+Praise as The Drummer in The Emperor in Atlantis

“Peabody Southwell sang The Drummer in a bright, ringing tone, costumed in lingerie and a bandolier…a cross between Marlene Dietrich and Che Guevara.”

Opera News/Peter Lefevre/August 2009

“I was also smitten by gifted mezzo-soprano Peabody Southwell[…]possessed of a fine voice among a range of talents.”

Opera West/David Gregson/May 2009

“Several artists were vocally exceptional […] Peabody Southwell as the seductive Drummer.”

     The Beverly Hills Outlook/Wendy Kikkert/June 2009

+Praise as Ramiro in Motezuma

“The cast is full of dynamic, daring actors […]  Another young singer, Peabody Southwell, was a rubber-faced Ramiro, a droopy and clueless lover faced with an erratic woman and an erratic war.  A flexible mezzo-soprano, she too is going places.

La Times/Mark Swed/March 2009

“Ramiro is lesbian-ized by fabulous young mezzo-soprano, Peabody Southwell.”

Opera West/David Gregson/March 2009

“There were some enjoyable performances in the cast – particularly [that] of Peabody Southwell as the young lover Ramiro[…]”

Out West Arts/Brian Holt/March 2009

“The conflicted Ramiro, torn between duty to brother and country and his love for Teutile, was sung by Peabody Southwell, who was also the raffish male Fox in LBO’s Cunning Little Vixen in January.  She delivered the full range of necessary serious emotion in Ramiro’s arias while bringing a fine comic physicality in the recitatives and in her Ronsonesque ‘real world’ segments.  I hope we will see and hear more of her soon.”

Afoolintheforest.com/George M. Wallace/April 2009

“Peabody Southwell as Ramiro did very well, her first aria displayed a warm, beautiful voice and one could get the gist of the fineness of Vivaldi’s music.

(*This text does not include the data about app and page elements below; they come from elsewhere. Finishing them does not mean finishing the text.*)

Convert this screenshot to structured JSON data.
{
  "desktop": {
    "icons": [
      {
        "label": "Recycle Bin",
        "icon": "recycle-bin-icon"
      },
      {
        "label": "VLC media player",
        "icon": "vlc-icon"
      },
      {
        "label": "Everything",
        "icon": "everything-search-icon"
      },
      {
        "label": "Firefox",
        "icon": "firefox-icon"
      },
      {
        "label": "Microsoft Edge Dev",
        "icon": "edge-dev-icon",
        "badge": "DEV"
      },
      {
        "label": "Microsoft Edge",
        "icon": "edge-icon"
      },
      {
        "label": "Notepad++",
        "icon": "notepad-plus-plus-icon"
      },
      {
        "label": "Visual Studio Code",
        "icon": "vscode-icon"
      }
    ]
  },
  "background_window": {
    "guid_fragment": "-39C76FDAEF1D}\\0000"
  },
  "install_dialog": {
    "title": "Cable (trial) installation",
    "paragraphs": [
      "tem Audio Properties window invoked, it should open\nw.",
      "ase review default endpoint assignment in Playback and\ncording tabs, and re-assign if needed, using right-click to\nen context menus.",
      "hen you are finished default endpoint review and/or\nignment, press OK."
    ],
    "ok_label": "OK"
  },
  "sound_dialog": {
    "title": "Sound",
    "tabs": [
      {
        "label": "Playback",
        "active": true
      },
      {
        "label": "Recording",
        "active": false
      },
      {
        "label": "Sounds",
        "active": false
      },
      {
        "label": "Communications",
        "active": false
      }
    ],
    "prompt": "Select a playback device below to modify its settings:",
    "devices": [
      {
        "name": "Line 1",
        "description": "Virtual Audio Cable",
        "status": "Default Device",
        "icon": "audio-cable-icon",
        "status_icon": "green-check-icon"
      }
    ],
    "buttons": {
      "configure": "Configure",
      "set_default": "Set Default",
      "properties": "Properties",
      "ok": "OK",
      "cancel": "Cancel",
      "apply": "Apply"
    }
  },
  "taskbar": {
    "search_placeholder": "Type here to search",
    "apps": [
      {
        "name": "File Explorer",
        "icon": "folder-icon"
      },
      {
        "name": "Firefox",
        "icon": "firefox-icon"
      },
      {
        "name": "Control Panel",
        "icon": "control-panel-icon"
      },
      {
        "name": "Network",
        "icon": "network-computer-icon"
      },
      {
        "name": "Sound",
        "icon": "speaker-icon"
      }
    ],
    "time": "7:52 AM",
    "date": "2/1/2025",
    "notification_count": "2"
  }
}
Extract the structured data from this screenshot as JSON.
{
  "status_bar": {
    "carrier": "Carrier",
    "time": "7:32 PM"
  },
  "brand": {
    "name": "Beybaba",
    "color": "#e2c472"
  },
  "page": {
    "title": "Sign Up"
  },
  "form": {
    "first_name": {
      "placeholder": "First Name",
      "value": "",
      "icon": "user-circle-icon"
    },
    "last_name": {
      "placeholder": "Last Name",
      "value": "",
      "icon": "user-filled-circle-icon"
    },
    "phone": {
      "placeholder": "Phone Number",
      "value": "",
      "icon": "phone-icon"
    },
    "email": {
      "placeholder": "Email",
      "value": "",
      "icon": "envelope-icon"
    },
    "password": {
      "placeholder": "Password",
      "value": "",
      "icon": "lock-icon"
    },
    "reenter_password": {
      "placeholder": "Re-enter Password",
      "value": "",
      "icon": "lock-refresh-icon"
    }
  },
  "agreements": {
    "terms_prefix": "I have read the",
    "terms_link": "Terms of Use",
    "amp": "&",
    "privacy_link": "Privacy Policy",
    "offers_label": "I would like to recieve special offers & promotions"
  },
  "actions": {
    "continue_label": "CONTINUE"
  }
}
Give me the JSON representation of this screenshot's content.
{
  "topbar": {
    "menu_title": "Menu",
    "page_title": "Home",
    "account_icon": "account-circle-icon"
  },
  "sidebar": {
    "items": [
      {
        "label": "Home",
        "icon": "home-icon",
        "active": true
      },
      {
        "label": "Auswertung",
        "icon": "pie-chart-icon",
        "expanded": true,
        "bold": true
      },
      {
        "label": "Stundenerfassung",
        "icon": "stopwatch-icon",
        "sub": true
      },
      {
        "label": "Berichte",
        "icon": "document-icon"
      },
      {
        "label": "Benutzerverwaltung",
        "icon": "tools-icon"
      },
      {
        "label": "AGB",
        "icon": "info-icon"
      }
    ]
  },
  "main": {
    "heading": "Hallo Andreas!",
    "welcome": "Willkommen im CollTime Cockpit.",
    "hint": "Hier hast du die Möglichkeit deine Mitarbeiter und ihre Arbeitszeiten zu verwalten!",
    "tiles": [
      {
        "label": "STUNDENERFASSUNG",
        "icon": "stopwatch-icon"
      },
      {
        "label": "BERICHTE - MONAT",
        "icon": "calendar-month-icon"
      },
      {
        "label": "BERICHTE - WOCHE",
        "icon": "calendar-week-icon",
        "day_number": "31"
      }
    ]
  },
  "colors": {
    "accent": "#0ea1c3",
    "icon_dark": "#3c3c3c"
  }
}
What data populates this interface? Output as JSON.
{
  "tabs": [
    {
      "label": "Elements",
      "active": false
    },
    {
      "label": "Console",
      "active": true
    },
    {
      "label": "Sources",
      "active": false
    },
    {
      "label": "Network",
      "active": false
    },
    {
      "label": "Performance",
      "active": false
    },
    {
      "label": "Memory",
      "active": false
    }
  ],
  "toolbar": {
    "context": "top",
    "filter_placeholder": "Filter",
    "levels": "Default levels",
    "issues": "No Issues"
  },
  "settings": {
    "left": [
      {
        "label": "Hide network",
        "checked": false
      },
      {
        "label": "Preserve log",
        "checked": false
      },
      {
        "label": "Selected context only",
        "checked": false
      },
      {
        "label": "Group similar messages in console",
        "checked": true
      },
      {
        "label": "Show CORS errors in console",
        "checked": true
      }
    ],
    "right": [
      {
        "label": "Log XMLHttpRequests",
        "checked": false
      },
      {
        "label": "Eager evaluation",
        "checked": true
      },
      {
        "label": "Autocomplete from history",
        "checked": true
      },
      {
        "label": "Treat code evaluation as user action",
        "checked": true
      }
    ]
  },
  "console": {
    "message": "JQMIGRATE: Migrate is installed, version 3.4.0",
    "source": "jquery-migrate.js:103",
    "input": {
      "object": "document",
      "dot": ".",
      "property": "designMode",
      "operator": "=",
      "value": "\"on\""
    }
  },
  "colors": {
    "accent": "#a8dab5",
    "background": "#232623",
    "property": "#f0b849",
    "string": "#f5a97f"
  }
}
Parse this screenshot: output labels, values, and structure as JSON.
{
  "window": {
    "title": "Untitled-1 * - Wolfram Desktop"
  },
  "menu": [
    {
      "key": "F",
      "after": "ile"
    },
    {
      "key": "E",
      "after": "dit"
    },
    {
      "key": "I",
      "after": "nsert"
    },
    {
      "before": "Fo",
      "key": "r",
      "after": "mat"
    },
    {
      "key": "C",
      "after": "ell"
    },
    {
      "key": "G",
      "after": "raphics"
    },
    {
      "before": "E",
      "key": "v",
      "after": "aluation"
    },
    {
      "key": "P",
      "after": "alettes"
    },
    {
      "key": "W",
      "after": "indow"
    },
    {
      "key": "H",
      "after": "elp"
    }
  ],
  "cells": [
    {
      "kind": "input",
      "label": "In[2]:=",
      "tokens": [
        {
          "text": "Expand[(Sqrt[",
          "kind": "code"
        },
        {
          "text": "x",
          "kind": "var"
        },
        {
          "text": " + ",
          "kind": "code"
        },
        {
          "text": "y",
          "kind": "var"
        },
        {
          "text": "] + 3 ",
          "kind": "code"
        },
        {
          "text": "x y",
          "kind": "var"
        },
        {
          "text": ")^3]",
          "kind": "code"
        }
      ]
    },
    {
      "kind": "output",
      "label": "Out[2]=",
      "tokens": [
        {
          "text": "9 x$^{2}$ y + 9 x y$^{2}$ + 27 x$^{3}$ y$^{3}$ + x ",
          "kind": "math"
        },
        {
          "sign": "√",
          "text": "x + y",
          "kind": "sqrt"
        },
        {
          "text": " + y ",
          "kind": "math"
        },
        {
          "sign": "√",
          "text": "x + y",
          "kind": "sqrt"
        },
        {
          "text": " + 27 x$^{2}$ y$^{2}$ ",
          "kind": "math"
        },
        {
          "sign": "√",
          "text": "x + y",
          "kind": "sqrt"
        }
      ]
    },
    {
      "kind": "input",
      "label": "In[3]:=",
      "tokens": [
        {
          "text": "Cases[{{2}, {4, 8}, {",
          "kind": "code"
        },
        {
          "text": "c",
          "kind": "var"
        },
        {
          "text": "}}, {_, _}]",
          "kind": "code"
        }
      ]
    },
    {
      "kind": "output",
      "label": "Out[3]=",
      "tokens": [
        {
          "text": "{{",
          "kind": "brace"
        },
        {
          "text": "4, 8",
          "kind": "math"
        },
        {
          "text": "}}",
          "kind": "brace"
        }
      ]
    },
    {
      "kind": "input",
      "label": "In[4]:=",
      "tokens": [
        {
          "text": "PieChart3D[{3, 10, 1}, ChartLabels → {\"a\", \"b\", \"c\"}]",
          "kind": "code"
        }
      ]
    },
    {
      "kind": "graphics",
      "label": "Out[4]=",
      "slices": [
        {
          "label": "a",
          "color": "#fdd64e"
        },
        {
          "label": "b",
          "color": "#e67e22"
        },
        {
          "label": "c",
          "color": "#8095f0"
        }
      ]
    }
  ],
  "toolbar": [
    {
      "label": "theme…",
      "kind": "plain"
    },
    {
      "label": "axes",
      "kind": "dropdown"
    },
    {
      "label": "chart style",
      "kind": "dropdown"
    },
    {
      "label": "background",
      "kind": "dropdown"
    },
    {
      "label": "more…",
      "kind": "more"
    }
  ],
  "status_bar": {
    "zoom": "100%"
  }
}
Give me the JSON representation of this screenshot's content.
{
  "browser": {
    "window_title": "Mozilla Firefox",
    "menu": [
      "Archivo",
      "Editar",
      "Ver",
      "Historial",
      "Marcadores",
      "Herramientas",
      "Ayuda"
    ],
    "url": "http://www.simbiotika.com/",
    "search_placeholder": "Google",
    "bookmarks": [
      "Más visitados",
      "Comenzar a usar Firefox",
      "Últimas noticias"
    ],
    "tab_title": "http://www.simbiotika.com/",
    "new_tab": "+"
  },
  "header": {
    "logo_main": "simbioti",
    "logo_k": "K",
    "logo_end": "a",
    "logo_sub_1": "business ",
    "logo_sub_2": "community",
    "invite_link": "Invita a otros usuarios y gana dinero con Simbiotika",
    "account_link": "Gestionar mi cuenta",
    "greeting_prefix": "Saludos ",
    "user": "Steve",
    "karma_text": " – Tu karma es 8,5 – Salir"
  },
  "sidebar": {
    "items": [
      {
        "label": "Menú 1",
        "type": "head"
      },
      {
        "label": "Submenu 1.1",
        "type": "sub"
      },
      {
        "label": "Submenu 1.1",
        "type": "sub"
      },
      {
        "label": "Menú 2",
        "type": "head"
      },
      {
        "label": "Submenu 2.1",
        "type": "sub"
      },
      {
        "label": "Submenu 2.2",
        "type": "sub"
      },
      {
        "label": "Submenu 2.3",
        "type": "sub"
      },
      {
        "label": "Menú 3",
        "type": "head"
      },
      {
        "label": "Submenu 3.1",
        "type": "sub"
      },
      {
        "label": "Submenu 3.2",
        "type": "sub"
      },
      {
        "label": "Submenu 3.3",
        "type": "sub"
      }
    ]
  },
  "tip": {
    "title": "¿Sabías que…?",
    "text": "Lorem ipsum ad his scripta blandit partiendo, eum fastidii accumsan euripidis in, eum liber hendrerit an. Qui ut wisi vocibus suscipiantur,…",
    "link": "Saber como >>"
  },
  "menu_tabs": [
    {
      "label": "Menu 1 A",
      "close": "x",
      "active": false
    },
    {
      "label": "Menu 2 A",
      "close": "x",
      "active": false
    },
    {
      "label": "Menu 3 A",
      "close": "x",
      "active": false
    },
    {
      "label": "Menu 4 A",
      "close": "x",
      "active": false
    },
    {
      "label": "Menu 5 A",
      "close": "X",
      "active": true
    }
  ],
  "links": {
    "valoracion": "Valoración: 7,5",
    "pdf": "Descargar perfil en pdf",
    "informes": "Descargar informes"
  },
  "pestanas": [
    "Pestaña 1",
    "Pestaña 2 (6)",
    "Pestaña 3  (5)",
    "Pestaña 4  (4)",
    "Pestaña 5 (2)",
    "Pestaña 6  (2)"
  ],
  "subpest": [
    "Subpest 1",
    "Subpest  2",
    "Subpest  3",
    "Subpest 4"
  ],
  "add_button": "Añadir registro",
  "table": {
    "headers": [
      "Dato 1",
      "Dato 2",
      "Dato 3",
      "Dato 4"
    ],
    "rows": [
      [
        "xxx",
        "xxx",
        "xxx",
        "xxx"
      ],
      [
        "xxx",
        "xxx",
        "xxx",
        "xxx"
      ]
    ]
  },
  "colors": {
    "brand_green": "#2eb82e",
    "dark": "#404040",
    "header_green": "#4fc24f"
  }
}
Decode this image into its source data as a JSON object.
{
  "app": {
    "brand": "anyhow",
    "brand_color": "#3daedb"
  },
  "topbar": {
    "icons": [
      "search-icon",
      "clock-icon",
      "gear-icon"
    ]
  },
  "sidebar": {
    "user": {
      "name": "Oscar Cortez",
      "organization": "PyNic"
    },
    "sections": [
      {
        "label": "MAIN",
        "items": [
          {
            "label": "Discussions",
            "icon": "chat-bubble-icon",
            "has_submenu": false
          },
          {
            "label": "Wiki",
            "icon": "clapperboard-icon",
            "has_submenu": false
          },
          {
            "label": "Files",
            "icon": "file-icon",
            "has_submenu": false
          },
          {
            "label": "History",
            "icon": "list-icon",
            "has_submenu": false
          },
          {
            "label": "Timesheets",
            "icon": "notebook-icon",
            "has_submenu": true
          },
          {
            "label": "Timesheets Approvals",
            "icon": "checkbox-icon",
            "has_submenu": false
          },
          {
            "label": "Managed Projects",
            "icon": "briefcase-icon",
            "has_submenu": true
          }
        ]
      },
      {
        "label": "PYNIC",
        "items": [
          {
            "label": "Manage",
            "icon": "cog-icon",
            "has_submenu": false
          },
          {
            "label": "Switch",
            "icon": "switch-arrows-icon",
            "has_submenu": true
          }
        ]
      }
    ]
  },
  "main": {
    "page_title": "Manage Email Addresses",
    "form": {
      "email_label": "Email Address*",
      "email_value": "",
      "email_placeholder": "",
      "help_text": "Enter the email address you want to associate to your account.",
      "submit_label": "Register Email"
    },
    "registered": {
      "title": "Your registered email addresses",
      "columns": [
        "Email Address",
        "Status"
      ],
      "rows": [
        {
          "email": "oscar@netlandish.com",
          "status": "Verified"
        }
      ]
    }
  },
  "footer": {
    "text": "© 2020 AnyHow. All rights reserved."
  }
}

She also acted well, and was not unconvincing as a male.”

The Opera Tattler/Charlise Tiee/April 2009

+Praise as The Fox in The Cunning Little Vixen

“Though this was her first professional production, Peabody Southwell was an old pro as the randy, very male Fox.”

LA Times/Mark Swed/January 2009

“Peabody Southwell was engaging as that cunning little fox.”

The Beverly Hills Outlook/Wendy Kikkert/January 2009

“Peabody Southwell shone in the trouser role (more of a brown overall role in this case) of the Fox who wins Sharp Ears’ affections; I am pleased to see that Ms. Southwell will be returning in both of LBO’s remaining productions this season.”

Afoolintheforest.com/George M. Wallace/January 2009